The Church for Today

Getting to know you

Your church is the people

by Richard Hong


“A church is the people, not the building.” Would anyone think of this as a controversial statement? Yet we need to explore fully what this means at a practical level in our churches.

Sure, a common complaint is that there are some who seem more dedicated to the building than to the ministry of the church. However, what I want to focus on is our tendency to present ourselves to the world as a building, rather than as people.

Here is an example: how many times have you considered hosting an event in your building “just to get people in the door”? How many times have you been approached by a group to use your facility with the argument that your church will benefit from the “exposure”?

Most of these efforts bear little fruit, because getting people to know your building is not the same as getting people to know your church. Because the church is the people, not the building.

This isn’t to say that you should never host community events. Of course you should. But to maximize the benefit to your church, make sure the event includes an opportunity for their guests to meet the pastor and congregants of your church. Ask for a chance to address the group. Provide greeters at the door. Ask to participate in a group meal.

I remember hearing the pastor of one of the largest churches in Dallas talk about how tired he was of people admiring his building. They would say to him, “you have a magnificent church!” He finally began responding to such compliments with: “Yes, indeed! Who did you meet?”

The Church Is Portable

Because your church is people, your church is portable. Our sanctuary was destroyed by a fire two years ago. It was five months before we could return to hold worship in our gym.  (The sanctuary will be rebuilt by 2020.) As we moved each week for worship, we experienced the truth that the church was wherever the people were. We experienced what Jesus said: “For where two or three are gathered in my name, I am there among them.” (Matthew 18:20, NRSV)

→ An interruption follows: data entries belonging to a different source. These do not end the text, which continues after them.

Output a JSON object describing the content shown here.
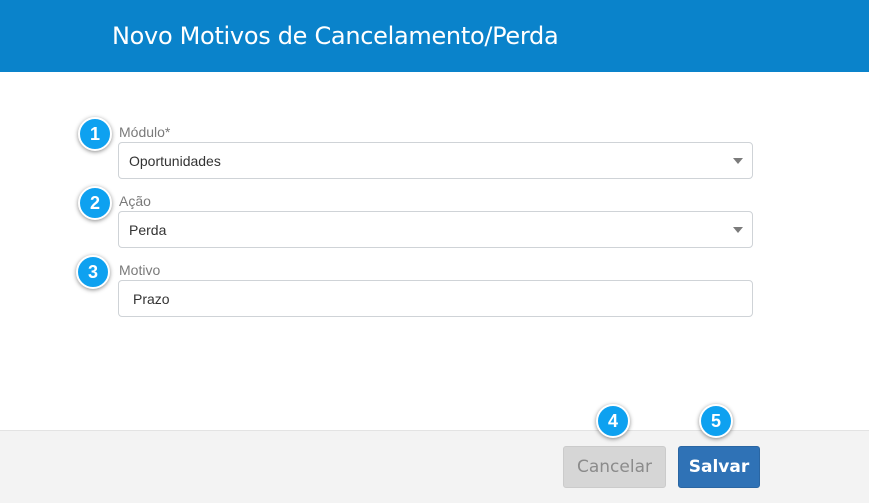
{
  "modal": {
    "title": "Novo Motivos de Cancelamento/Perda"
  },
  "form": {
    "modulo": {
      "label": "Módulo*",
      "value": "Oportunidades"
    },
    "acao": {
      "label": "Ação",
      "value": "Perda"
    },
    "motivo": {
      "label": "Motivo",
      "value": "Prazo"
    }
  },
  "badges": [
    "1",
    "2",
    "3",
    "4",
    "5"
  ],
  "footer": {
    "cancel_label": "Cancelar",
    "save_label": "Salvar"
  },
  "colors": {
    "header": "#0a83cb",
    "badge": "#0ea1f0",
    "save_button": "#2f72b6",
    "cancel_button": "#d6d6d6"
  },
  "icons": {
    "select_caret": "caret-down-icon"
  }
}
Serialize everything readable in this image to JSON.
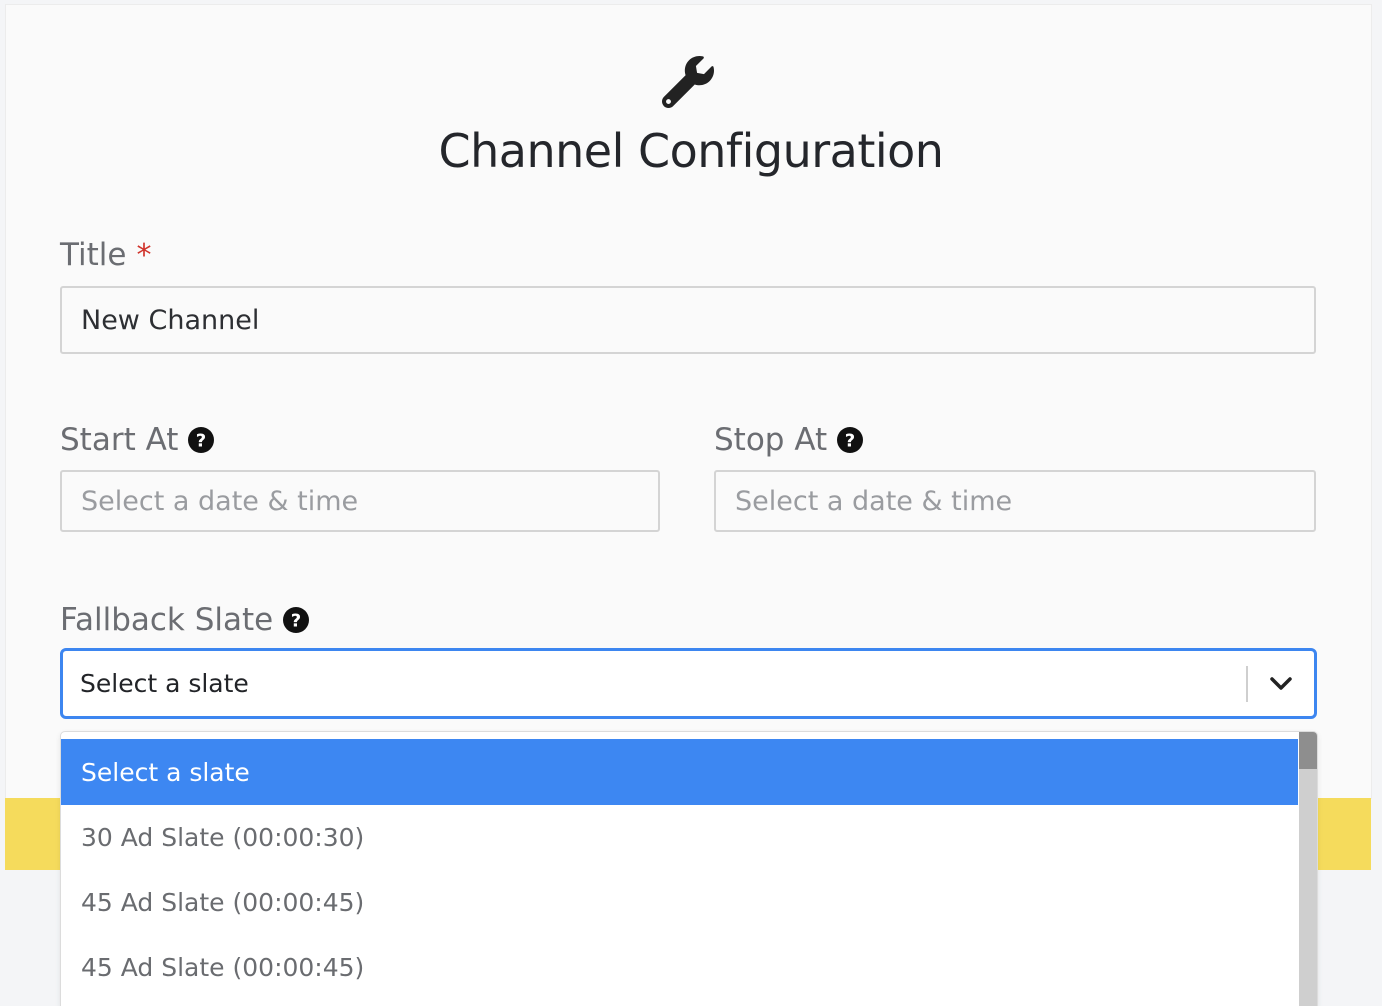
{
  "form": {
    "title": "Channel Configuration",
    "icon": "wrench-icon",
    "title_field": {
      "label": "Title",
      "required_marker": "*",
      "value": "New Channel"
    },
    "start_at": {
      "label": "Start At",
      "placeholder": "Select a date & time"
    },
    "stop_at": {
      "label": "Stop At",
      "placeholder": "Select a date & time"
    },
    "fallback_slate": {
      "label": "Fallback Slate",
      "selected": "Select a slate",
      "options": [
        "Select a slate",
        "30 Ad Slate (00:00:30)",
        "45 Ad Slate (00:00:45)",
        "45 Ad Slate (00:00:45)"
      ]
    }
  },
  "colors": {
    "accent": "#3d87f2",
    "required": "#d0342c",
    "footer": "#f5db5c"
  }
}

You can take your church out to meet people. They don’t need to come to your building. Occasionally I hear about churches going out into the community for a “service day” or similar endeavor. That’s great. But I want to encourage you to think more broadly about what it means to go forth into your community.

Any opportunity for someone in your church to establish a relationship with someone is allowing them to know your church. It doesn’t matter where the interaction occurs. In fact, this is where “bricks-and-mortar” strategy intersects with social media strategy. The goal of a social media is to build relationships with people.

What is counter-intuitive is that the old model of church was to have people come to church first, then build a relationship with them. While that still happens, the far more effective model is to build relationships with people first.

If people get to know your church, they will figure out where to find you on Sunday.

The Rev. Richard Hong is pastor of First Presbyterian Church of Englewood, New Jersey. He is excited to be blogging about his passion for thchurch for Presbyterians Today. Hong’s areas of interest are church technology, leadership and church growth. If there’s a particular topic you’d like to for him to address, contact him at